The truth is, whether we realise it or not, there are many autobiographical representations in our stories.
This happens because we draw on our own experiences which we use to either layer the stories or our characters, and this is particularly true for those embarking on their first novel.
In essence, it’s not a bad thing at all – writers often project themselves into stories and characters because we all have to work from something. The only negative is that when it happens too much, and a great deal of ‘ourselves’ find a way into the stories, the strength of the story may be diminished.
As with everything in fiction, it is about balance. Remember, fiction is just that – most of it should be fictitious.
Usually our first creations – the characters we choose as first time writers – are often a facsimile of ourselves, an ‘alter ego’ with a few embellishments. Most writers would admit they’ve done so, and it lends to the learning process.
When I first started writing, there was a lot of me in one of my very first characters, albeit a little taller, but she was feisty and strong like me, and she had many of my darker personality traits, because that’s the kind of character I felt at ease with – someone like me.
There was nothing wrong with that, but I did have to ease back on just how much of me crept into the character, and at the editing stage it made me realise I was writing a fictitious story with a fictitious character, not a life story about me. I realised I had to find a balance of the two – the real and the fictitious, otherwise the story would feel somewhat stilted.
As already pointed out, this happened because as a first time writer I didn’t really know how to create a character from scratch – so many elements of writing were daunting at that time – so it was easier to place myself in the story as the character and then mould the character as I went along.
This happened many times, whether the character was female or male. Eventually, through experience, I was able to create characters with their own personalities and traits, people who bore no resemblance to me whatsoever. They became stand-alone creations.
That said, there are certain elements that I can borrow from my own personality and implant them into my characters if I think it necessary, to add that extra flavour and dimension.
The same is true of our experiences – which the last two articles looked at. The things we have done or accomplished or experienced will always find a home in our stories because they all lend to the essence of the story, but again make sure that they form part of the story arc.
Of course, there is a negative to this too – don’t deliberately create scenes just so you can manifest your experiences in great detail i.e. you write a scene with a character visiting a city just because you’ve been there and you want to show off your knowledge.
Settings and scenes should always come about naturally within the story arc.
It’s better to set the story against a certain place to begin with rather than have your character magically appear there in chapter 14 when it bears no real correlation to the story.
I’ve often said that stories are like paintings – they are made up of many layers and colours and textures, with foreground and background and characters etc.
So let’s go back to the initial question: Is it bad to have autobiographical elements in stories?
No, not at all, as long as you have a balance of the real elements and the fictional ones.

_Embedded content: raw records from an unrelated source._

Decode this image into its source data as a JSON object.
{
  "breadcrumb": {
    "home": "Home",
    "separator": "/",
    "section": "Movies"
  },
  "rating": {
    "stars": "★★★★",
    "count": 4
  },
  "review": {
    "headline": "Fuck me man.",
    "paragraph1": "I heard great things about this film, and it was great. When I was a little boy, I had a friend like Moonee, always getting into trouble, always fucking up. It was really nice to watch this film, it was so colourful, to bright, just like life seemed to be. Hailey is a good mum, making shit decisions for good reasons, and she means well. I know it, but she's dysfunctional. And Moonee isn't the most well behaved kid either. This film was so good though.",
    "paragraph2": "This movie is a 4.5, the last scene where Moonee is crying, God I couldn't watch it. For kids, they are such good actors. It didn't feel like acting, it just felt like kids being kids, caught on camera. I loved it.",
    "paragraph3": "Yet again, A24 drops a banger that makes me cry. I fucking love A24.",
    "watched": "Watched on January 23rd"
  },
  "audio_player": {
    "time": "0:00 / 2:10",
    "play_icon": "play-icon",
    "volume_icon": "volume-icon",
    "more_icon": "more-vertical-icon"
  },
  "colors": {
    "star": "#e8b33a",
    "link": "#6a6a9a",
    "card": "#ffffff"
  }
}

Lend too much of yourself to the story and you could end up ruining it. Remember, the stories are not about you, they are about the characters you’ve created. It’s their story, their life.
The best way to avoid such negatives is to pay attention at the editing stage. If you think that too much of yourself has crept into the character, then pare it back. By all means lend some elements of yourself and your experiences, but don’t overdo it!
· Look for balance in a character – a lot of fictional with a touch of realism.
· Make sure the story arc lends itself to the settings and plot – don’t create them willy-nilly just because you want to show off.
· Real life experiences should provide a touch of realism and depth and should form a natural parallel with the plot – never force them into the narrative.
· Don’t deliberately set out to write about yourself as the character.
· Always be aware of these elements when editing.
Next week: The art of ‘weaving’ situations, plots and characters into your stories.